No, You Don’t, by Rich Paschall
In his early adult life, George was a rather active young man. He kept a moderate social schedule. He met with friends, did a little volunteer work, and even joined a bowling team for a few years. As the years wore on, George became less active, saw less of his friends, and was mostly invisible to the neighborhood.
As he passed fifty years of age, he kept to himself and seldom visited friends and family. There was little family left actually, and the cousins seemed to have forgotten about old George. This is not to say that George was totally inactive, for that was not the case at all. He did a lot of maintenance on the old house. He spent plenty of time doing gardening in the spring and summer. He even tried to learn a new language online.
He signed up for a language site that had a social component. On the site, you could help someone learn your language and someone else could help you learn theirs. The site gave learners the opportunity to ask others for a chat in the language they were learning. Since this was all anonymous, you could decline to chat.
George was not bold enough to ask anyone to chat with him live, but others contacted him when they saw an English speaker on-line and he would always accept. Some visitors came and went quickly but a few became friends as George explained life in his city and heard about theirs. It was all very exciting for the older, single gentleman to be talking with young people around the world. George had a friend in France, Egypt, Russia, and Brazil. He also had a friend in another South American country who liked George a lot.
Soon George and Jonathon were friends on Facebook and talking on Messenger and Skype. They chatted about their countries, cities, jobs. After a while, they were talking every day, even if only briefly. Both loved the attention they were getting from the other.
When they were nearing the end of a year of friendship in December, George was surprised to learn he could not roll over his remaining four vacation days to the following year. Jon, of course, felt that George should come to South America and spend some time with him. Jon was not originally from the big city where he lived, so he had few friends and no family there. He was excited at the thought that George would visit.
Aside from never having met Jon in person, George felt that the 30 year age difference would mean they would soon be bored with one another. Besides, George never had a desire to go to South America or just about any place else any longer. But Jon was persistent and George decided to be adventurous.
True to his word, Jon was waiting at the airport. He greeted George like a long-lost friend. He spent every minute with him for four days. They traveled around the city like tourists. They spent an evening in the street watching an important soccer match and celebrating with the locals. They spent another evening at something that was like a Christmas market. There they had local beer and too much guava liquor, frequently ordered by one of Jon’s friends.
The weather was perfect the entire time. Jon was nicer than George could ever imagine. He was a good cook an excellent host.
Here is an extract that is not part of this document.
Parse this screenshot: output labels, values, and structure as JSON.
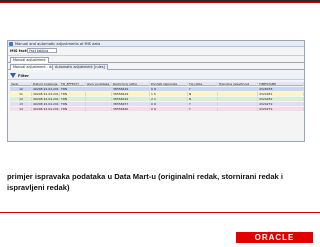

The last-minute vacation was one of the best ever.
Upon his return home, Jon called or wrote every day. George thought that when they met in person Jon would see that he was a lot older and the friendship would die down, but in truth, the opposite happened. Jon’s enthusiasm for the impulsive visit did not wane.
Not knowing what to make of this friendship, George called on Arthur, an old friend, to discuss the matter. They met at a local inn and George proceeded to explain the whole story. He told how they met, how the friendship developed over the year, and that he impulsively went to visit. George had never mentioned Jon to anyone before. Now he was telling the entire history.
“By the way,” George said, “he does not want me to mention that we met on the internet because people might get the wrong idea.”
“What idea is that?” Arthur asked.
“I don’t know,” George exclaimed.
“So what’s the problem?” Arthur wanted to know after listening to over 45 minutes about some South American guy he had never met or seen.
“He calls every day or leaves a message to say he loves me and misses me!”
“He wants to come here and be with me. He says he will be my prince.”
“Oh,” Arthur responded as if the light bulb just went on.
George went on to detail his responses. “I explained I was not rich and he would have to get a job. Despite my efforts, his English still sucks and he would have to improve. The weather here is very different from his homeland, and he knows no one else here”
“What does he say to all these points,” Arthur inquired.
“I love you! What kind of response is that? Besides, I am too old for him, but he just says we will be together as long as God wills.” George took a deep breath and continued
“So, I told him he just says that because he wants to come to America. Since I like him very much I offered that he could come and stay and I would introduce him around and take him to places where he can meet other young people.”
“And?” Arthur prompted.
“And he said he does not want to meet others, he just wants to be with me. I don’t know what’s wrong with the young man.”
“There is one distinct possibility,” Arthur said with a knowing tone to his comment.
“He really loves you,” Arthur said simply.
George looked at him as if he did not understand the words Arthur just said. After a long pause, George finally spoke.
Next week: Jon’s side of the story.